<<<<

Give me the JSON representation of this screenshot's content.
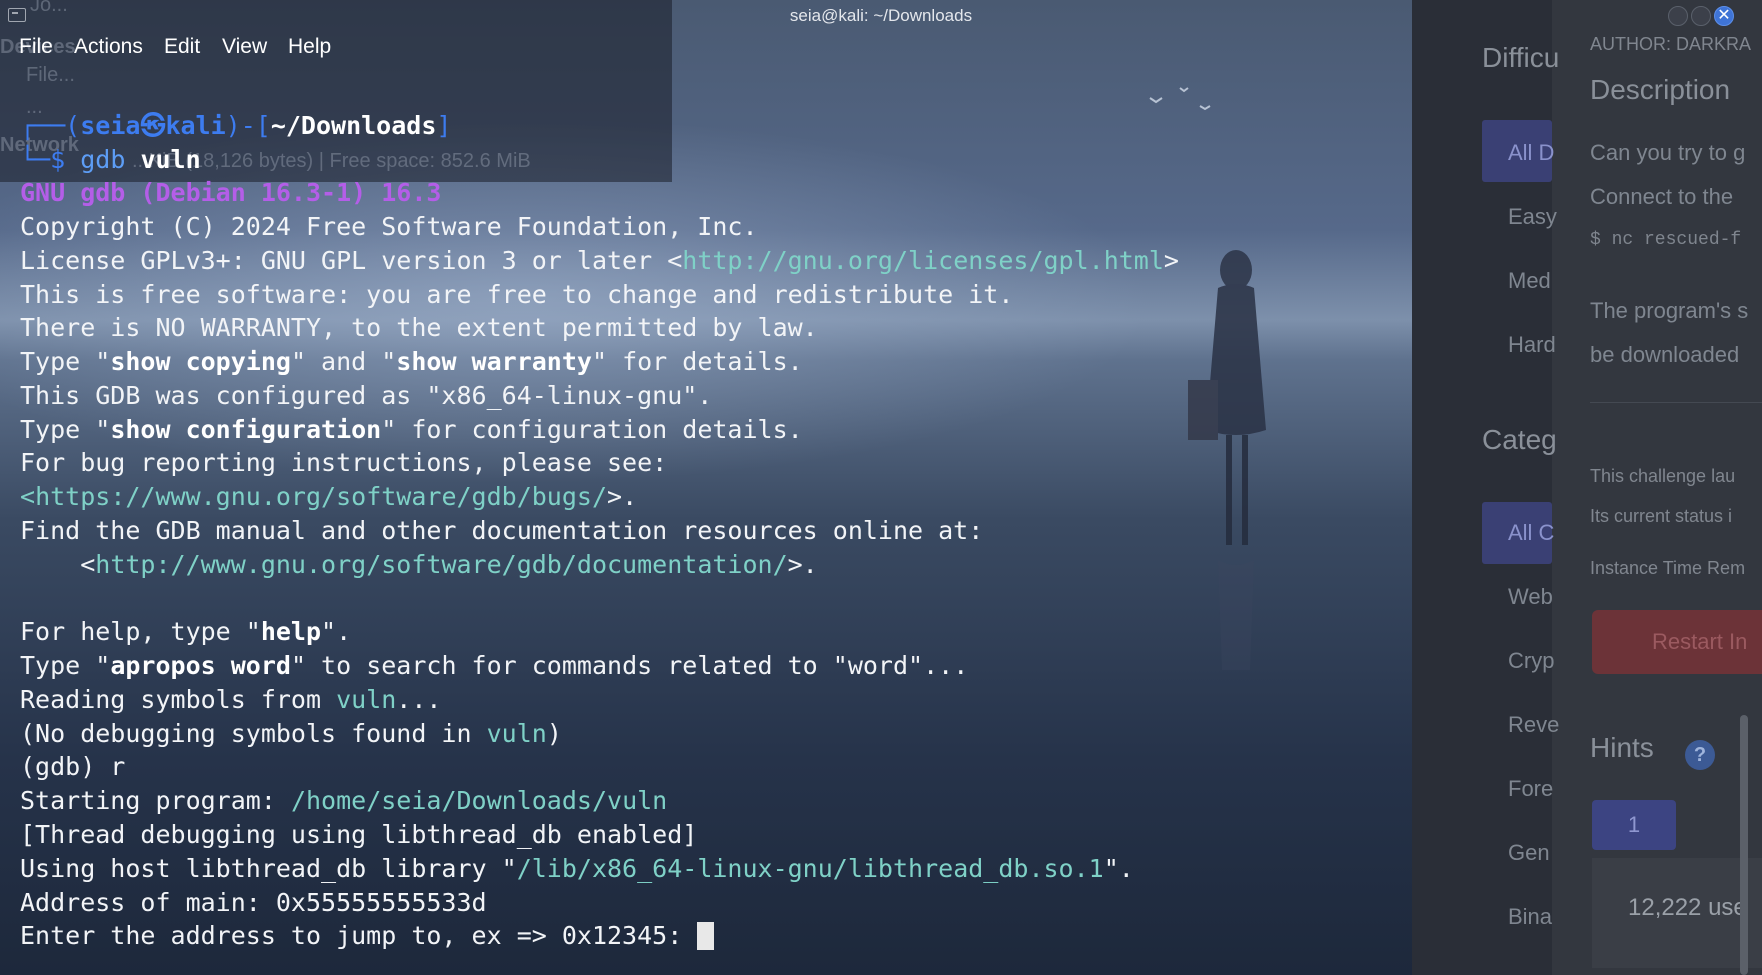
{
  "window": {
    "title": "seia@kali: ~/Downloads"
  },
  "menu": [
    "File",
    "Actions",
    "Edit",
    "View",
    "Help"
  ],
  "prompt": {
    "open": "┌──(",
    "user": "seia",
    "at": "㉿",
    "host": "kali",
    "close": ")-[",
    "cwd": "~/Downloads",
    "end": "]",
    "line2_prefix": "└─$ ",
    "command": "gdb",
    "argument": "vuln"
  },
  "terminal": {
    "gdb_banner": "GNU gdb (Debian 16.3-1) 16.3",
    "copyright": "Copyright (C) 2024 Free Software Foundation, Inc.",
    "license_pre": "License GPLv3+: GNU GPL version 3 or later <",
    "license_url": "http://gnu.org/licenses/gpl.html",
    "license_post": ">",
    "free_software": "This is free software: you are free to change and redistribute it.",
    "no_warranty": "There is NO WARRANTY, to the extent permitted by law.",
    "type1_a": "Type \"",
    "type1_b": "show copying",
    "type1_c": "\" and \"",
    "type1_d": "show warranty",
    "type1_e": "\" for details.",
    "configured": "This GDB was configured as \"x86_64-linux-gnu\".",
    "type2_a": "Type \"",
    "type2_b": "show configuration",
    "type2_c": "\" for configuration details.",
    "bug_reporting": "For bug reporting instructions, please see:",
    "bugs_pre": "<",
    "bugs_url": "https://www.gnu.org/software/gdb/bugs/",
    "bugs_post": ">.",
    "find_manual": "Find the GDB manual and other documentation resources online at:",
    "doc_pre": "    <",
    "doc_url": "http://www.gnu.org/software/gdb/documentation/",
    "doc_post": ">.",
    "help_a": "For help, type \"",
    "help_b": "help",
    "help_c": "\".",
    "apropos_a": "Type \"",
    "apropos_b": "apropos word",
    "apropos_c": "\" to search for commands related to \"word\"...",
    "reading_a": "Reading symbols from ",
    "reading_b": "vuln",
    "reading_c": "...",
    "nodebug_a": "(No debugging symbols found in ",
    "nodebug_b": "vuln",
    "nodebug_c": ")",
    "gdb_run": "(gdb) r",
    "starting_a": "Starting program: ",
    "starting_b": "/home/seia/Downloads/vuln",
    "thread_debug": "[Thread debugging using libthread_db enabled]",
    "host_lib_a": "Using host libthread_db library \"",
    "host_lib_b": "/lib/x86_64-linux-gnu/libthread_db.so.1",
    "host_lib_c": "\".",
    "address_main": "Address of main: 0x55555555533d",
    "enter_address": "Enter the address to jump to, ex => 0x12345: "
  },
  "file_manager_ghost": {
    "tab": "Jo...",
    "devices": "Devices",
    "item1": "File...",
    "item2": "...",
    "network": "Network",
    "status": "...KiB (18,126 bytes) | Free space: 852.6 MiB"
  },
  "web_panel": {
    "author": "AUTHOR: DARKRA",
    "difficulty_heading": "Difficu",
    "description_heading": "Description",
    "desc_line1": "Can you try to g",
    "desc_line2": "Connect to the",
    "desc_cmd": "$ nc rescued-f",
    "desc_line3": "The program's s",
    "desc_line4": "be downloaded",
    "difficulty_items": [
      "All D",
      "Easy",
      "Med",
      "Hard"
    ],
    "category_heading": "Categ",
    "category_items": [
      "All C",
      "Web",
      "Cryp",
      "Reve",
      "Fore",
      "Gen",
      "Bina"
    ],
    "launch_line1": "This challenge lau",
    "launch_line2": "Its current status i",
    "time_remaining": "Instance Time Rem",
    "restart_button": "Restart In",
    "hints_heading": "Hints",
    "hints_help": "?",
    "hint_button": "1",
    "users": "12,222 use"
  }
}
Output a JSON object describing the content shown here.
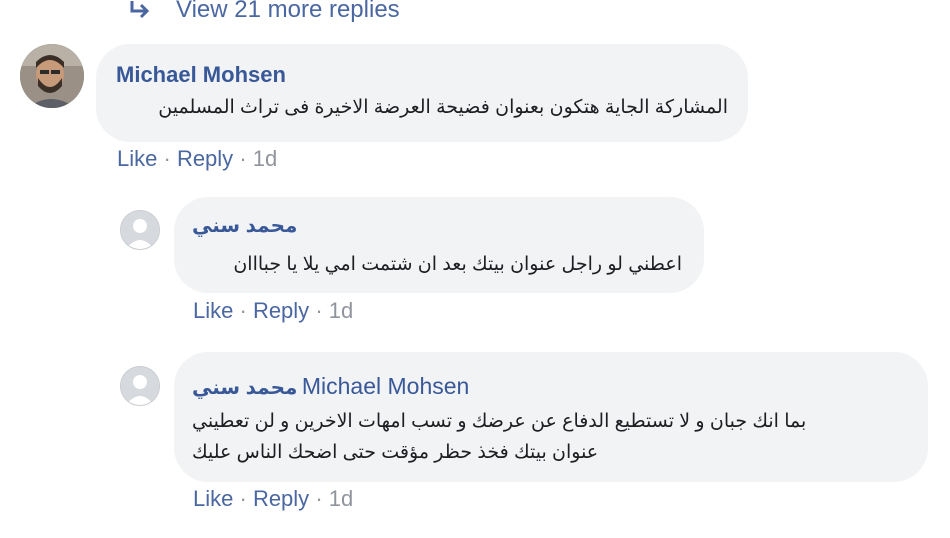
{
  "thread": {
    "view_more_label": "View 21 more replies",
    "accent_color": "#385898",
    "comments": [
      {
        "author": "Michael Mohsen",
        "text": "المشاركة الجاية هتكون بعنوان فضيحة العرضة الاخيرة فى تراث المسلمين",
        "like_label": "Like",
        "reply_label": "Reply",
        "separator": "·",
        "time": "1d"
      },
      {
        "author": "محمد سني",
        "text": "اعطني لو راجل عنوان بيتك بعد ان شتمت امي يلا يا جبااان",
        "like_label": "Like",
        "reply_label": "Reply",
        "separator": "·",
        "time": "1d"
      },
      {
        "author": "محمد سني",
        "mention": "Michael Mohsen",
        "text_line1": "بما انك جبان و لا تستطيع الدفاع عن عرضك و تسب امهات الاخرين و لن تعطيني",
        "text_line2": "عنوان بيتك فخذ حظر مؤقت حتى اضحك الناس عليك",
        "like_label": "Like",
        "reply_label": "Reply",
        "separator": "·",
        "time": "1d"
      }
    ]
  }
}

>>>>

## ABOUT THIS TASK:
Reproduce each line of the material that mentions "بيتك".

## RESPONSE TO THIS TASK:
        "text": "اعطني لو راجل عنوان بيتك بعد ان شتمت امي يلا يا جبااان",
        "text_line2": "عنوان بيتك فخذ حظر مؤقت حتى اضحك الناس عليك",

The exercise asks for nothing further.